Every line of the data below should be printed exactly. Nothing may be dropped.

• [Dataset records]:
--------------------

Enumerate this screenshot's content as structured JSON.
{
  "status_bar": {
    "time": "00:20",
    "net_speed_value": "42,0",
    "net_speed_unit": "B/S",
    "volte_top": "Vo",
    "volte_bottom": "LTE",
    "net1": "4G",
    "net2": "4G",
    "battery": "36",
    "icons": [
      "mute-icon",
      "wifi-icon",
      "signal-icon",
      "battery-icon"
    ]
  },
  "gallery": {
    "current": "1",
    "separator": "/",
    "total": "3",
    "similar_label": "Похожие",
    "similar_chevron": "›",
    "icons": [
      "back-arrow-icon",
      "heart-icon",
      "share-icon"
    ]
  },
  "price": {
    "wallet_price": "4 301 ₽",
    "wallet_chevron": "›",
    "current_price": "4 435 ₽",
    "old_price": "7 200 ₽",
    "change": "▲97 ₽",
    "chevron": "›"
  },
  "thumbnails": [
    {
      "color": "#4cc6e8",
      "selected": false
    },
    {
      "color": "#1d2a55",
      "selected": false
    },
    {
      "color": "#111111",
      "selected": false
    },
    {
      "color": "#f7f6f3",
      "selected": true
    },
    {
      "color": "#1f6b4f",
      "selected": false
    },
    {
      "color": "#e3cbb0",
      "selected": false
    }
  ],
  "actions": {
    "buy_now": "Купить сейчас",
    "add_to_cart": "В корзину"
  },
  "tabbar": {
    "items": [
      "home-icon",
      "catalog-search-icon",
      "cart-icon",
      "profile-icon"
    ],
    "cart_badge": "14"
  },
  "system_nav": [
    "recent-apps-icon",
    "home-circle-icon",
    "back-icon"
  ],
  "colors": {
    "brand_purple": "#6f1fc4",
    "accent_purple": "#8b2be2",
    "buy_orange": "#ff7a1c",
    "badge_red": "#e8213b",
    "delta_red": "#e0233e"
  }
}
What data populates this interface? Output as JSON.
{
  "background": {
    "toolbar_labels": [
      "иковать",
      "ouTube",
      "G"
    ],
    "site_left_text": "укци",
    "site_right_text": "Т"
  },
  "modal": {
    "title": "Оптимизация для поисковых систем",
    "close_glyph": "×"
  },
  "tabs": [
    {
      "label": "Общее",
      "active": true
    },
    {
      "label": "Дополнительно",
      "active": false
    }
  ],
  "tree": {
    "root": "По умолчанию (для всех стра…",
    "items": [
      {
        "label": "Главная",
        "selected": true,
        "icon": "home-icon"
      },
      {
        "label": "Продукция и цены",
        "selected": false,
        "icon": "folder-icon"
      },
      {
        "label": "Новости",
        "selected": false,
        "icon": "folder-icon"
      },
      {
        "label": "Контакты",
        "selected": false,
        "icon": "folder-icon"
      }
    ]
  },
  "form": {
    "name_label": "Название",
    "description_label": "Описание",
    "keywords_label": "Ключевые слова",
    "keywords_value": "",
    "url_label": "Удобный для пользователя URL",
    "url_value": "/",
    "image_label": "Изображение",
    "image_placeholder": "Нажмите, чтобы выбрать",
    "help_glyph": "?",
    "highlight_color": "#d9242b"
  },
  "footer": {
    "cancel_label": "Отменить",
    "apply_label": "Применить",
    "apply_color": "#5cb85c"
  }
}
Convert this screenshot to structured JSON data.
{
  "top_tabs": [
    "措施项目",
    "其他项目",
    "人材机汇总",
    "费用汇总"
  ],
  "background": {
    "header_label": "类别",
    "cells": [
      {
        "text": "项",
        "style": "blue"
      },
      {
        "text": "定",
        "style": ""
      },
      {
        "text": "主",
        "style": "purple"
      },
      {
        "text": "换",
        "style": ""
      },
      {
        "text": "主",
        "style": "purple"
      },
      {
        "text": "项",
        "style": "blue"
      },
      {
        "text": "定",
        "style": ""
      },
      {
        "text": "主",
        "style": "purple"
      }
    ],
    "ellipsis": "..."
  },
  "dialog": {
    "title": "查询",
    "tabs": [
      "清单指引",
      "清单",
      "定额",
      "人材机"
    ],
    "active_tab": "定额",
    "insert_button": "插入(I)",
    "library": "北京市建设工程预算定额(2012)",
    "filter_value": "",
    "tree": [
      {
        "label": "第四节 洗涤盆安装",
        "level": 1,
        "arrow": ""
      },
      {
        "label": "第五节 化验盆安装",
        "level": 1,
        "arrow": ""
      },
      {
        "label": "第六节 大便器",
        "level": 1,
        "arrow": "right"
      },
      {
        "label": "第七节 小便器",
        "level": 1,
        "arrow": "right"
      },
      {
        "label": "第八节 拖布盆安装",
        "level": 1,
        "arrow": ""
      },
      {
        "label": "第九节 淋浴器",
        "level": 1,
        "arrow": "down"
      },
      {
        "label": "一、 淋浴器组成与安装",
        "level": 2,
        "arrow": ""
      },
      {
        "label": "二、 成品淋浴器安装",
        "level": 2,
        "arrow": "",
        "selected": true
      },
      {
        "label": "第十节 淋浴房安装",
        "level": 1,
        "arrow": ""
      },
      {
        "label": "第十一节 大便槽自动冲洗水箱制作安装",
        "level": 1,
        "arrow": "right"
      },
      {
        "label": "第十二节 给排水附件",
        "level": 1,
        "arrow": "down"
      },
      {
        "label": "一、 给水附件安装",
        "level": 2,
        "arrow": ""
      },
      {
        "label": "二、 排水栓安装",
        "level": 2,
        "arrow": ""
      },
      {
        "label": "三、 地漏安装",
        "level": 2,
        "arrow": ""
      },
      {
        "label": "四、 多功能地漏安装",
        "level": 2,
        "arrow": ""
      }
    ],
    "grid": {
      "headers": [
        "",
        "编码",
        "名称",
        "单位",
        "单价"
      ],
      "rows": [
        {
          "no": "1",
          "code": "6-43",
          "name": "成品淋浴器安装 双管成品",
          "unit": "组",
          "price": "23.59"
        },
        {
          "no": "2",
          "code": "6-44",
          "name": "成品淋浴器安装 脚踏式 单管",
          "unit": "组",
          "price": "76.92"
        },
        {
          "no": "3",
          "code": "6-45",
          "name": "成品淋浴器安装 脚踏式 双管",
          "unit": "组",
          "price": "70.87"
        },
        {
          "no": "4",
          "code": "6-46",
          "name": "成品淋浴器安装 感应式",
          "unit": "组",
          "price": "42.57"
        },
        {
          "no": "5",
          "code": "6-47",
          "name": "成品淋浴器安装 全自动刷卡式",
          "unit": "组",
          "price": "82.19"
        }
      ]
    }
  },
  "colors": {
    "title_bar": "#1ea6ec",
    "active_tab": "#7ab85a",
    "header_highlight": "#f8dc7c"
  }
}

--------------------

• [Exercise solution]:
Enumerate this screenshot's content as structured JSON.
{
  "status_bar": {
    "time": "00:20",
    "net_speed_value": "42,0",
    "net_speed_unit": "B/S",
    "volte_top": "Vo",
    "volte_bottom": "LTE",
    "net1": "4G",
    "net2": "4G",
    "battery": "36",
    "icons": [
      "mute-icon",
      "wifi-icon",
      "signal-icon",
      "battery-icon"
    ]
  },
  "gallery": {
    "current": "1",
    "separator": "/",
    "total": "3",
    "similar_label": "Похожие",
    "similar_chevron": "›",
    "icons": [
      "back-arrow-icon",
      "heart-icon",
      "share-icon"
    ]
  },
  "price": {
    "wallet_price": "4 301 ₽",
    "wallet_chevron": "›",
    "current_price": "4 435 ₽",
    "old_price": "7 200 ₽",
    "change": "▲97 ₽",
    "chevron": "›"
  },
  "thumbnails": [
    {
      "color": "#4cc6e8",
      "selected": false
    },
    {
      "color": "#1d2a55",
      "selected": false
    },
    {
      "color": "#111111",
      "selected": false
    },
    {
      "color": "#f7f6f3",
      "selected": true
    },
    {
      "color": "#1f6b4f",
      "selected": false
    },
    {
      "color": "#e3cbb0",
      "selected": false
    }
  ],
  "actions": {
    "buy_now": "Купить сейчас",
    "add_to_cart": "В корзину"
  },
  "tabbar": {
    "items": [
      "home-icon",
      "catalog-search-icon",
      "cart-icon",
      "profile-icon"
    ],
    "cart_badge": "14"
  },
  "system_nav": [
    "recent-apps-icon",
    "home-circle-icon",
    "back-icon"
  ],
  "colors": {
    "brand_purple": "#6f1fc4",
    "accent_purple": "#8b2be2",
    "buy_orange": "#ff7a1c",
    "badge_red": "#e8213b",
    "delta_red": "#e0233e"
  }
}
What data populates this interface? Output as JSON.
{
  "background": {
    "toolbar_labels": [
      "иковать",
      "ouTube",
      "G"
    ],
    "site_left_text": "укци",
    "site_right_text": "Т"
  },
  "modal": {
    "title": "Оптимизация для поисковых систем",
    "close_glyph": "×"
  },
  "tabs": [
    {
      "label": "Общее",
      "active": true
    },
    {
      "label": "Дополнительно",
      "active": false
    }
  ],
  "tree": {
    "root": "По умолчанию (для всех стра…",
    "items": [
      {
        "label": "Главная",
        "selected": true,
        "icon": "home-icon"
      },
      {
        "label": "Продукция и цены",
        "selected": false,
        "icon": "folder-icon"
      },
      {
        "label": "Новости",
        "selected": false,
        "icon": "folder-icon"
      },
      {
        "label": "Контакты",
        "selected": false,
        "icon": "folder-icon"
      }
    ]
  },
  "form": {
    "name_label": "Название",
    "description_label": "Описание",
    "keywords_label": "Ключевые слова",
    "keywords_value": "",
    "url_label": "Удобный для пользователя URL",
    "url_value": "/",
    "image_label": "Изображение",
    "image_placeholder": "Нажмите, чтобы выбрать",
    "help_glyph": "?",
    "highlight_color": "#d9242b"
  },
  "footer": {
    "cancel_label": "Отменить",
    "apply_label": "Применить",
    "apply_color": "#5cb85c"
  }
}
Convert this screenshot to structured JSON data.
{
  "top_tabs": [
    "措施项目",
    "其他项目",
    "人材机汇总",
    "费用汇总"
  ],
  "background": {
    "header_label": "类别",
    "cells": [
      {
        "text": "项",
        "style": "blue"
      },
      {
        "text": "定",
        "style": ""
      },
      {
        "text": "主",
        "style": "purple"
      },
      {
        "text": "换",
        "style": ""
      },
      {
        "text": "主",
        "style": "purple"
      },
      {
        "text": "项",
        "style": "blue"
      },
      {
        "text": "定",
        "style": ""
      },
      {
        "text": "主",
        "style": "purple"
      }
    ],
    "ellipsis": "..."
  },
  "dialog": {
    "title": "查询",
    "tabs": [
      "清单指引",
      "清单",
      "定额",
      "人材机"
    ],
    "active_tab": "定额",
    "insert_button": "插入(I)",
    "library": "北京市建设工程预算定额(2012)",
    "filter_value": "",
    "tree": [
      {
        "label": "第四节 洗涤盆安装",
        "level": 1,
        "arrow": ""
      },
      {
        "label": "第五节 化验盆安装",
        "level": 1,
        "arrow": ""
      },
      {
        "label": "第六节 大便器",
        "level": 1,
        "arrow": "right"
      },
      {
        "label": "第七节 小便器",
        "level": 1,
        "arrow": "right"
      },
      {
        "label": "第八节 拖布盆安装",
        "level": 1,
        "arrow": ""
      },
      {
        "label": "第九节 淋浴器",
        "level": 1,
        "arrow": "down"
      },
      {
        "label": "一、 淋浴器组成与安装",
        "level": 2,
        "arrow": ""
      },
      {
        "label": "二、 成品淋浴器安装",
        "level": 2,
        "arrow": "",
        "selected": true
      },
      {
        "label": "第十节 淋浴房安装",
        "level": 1,
        "arrow": ""
      },
      {
        "label": "第十一节 大便槽自动冲洗水箱制作安装",
        "level": 1,
        "arrow": "right"
      },
      {
        "label": "第十二节 给排水附件",
        "level": 1,
        "arrow": "down"
      },
      {
        "label": "一、 给水附件安装",
        "level": 2,
        "arrow": ""
      },
      {
        "label": "二、 排水栓安装",
        "level": 2,
        "arrow": ""
      },
      {
        "label": "三、 地漏安装",
        "level": 2,
        "arrow": ""
      },
      {
        "label": "四、 多功能地漏安装",
        "level": 2,
        "arrow": ""
      }
    ],
    "grid": {
      "headers": [
        "",
        "编码",
        "名称",
        "单位",
        "单价"
      ],
      "rows": [
        {
          "no": "1",
          "code": "6-43",
          "name": "成品淋浴器安装 双管成品",
          "unit": "组",
          "price": "23.59"
        },
        {
          "no": "2",
          "code": "6-44",
          "name": "成品淋浴器安装 脚踏式 单管",
          "unit": "组",
          "price": "76.92"
        },
        {
          "no": "3",
          "code": "6-45",
          "name": "成品淋浴器安装 脚踏式 双管",
          "unit": "组",
          "price": "70.87"
        },
        {
          "no": "4",
          "code": "6-46",
          "name": "成品淋浴器安装 感应式",
          "unit": "组",
          "price": "42.57"
        },
        {
          "no": "5",
          "code": "6-47",
          "name": "成品淋浴器安装 全自动刷卡式",
          "unit": "组",
          "price": "82.19"
        }
      ]
    }
  },
  "colors": {
    "title_bar": "#1ea6ec",
    "active_tab": "#7ab85a",
    "header_highlight": "#f8dc7c"
  }
}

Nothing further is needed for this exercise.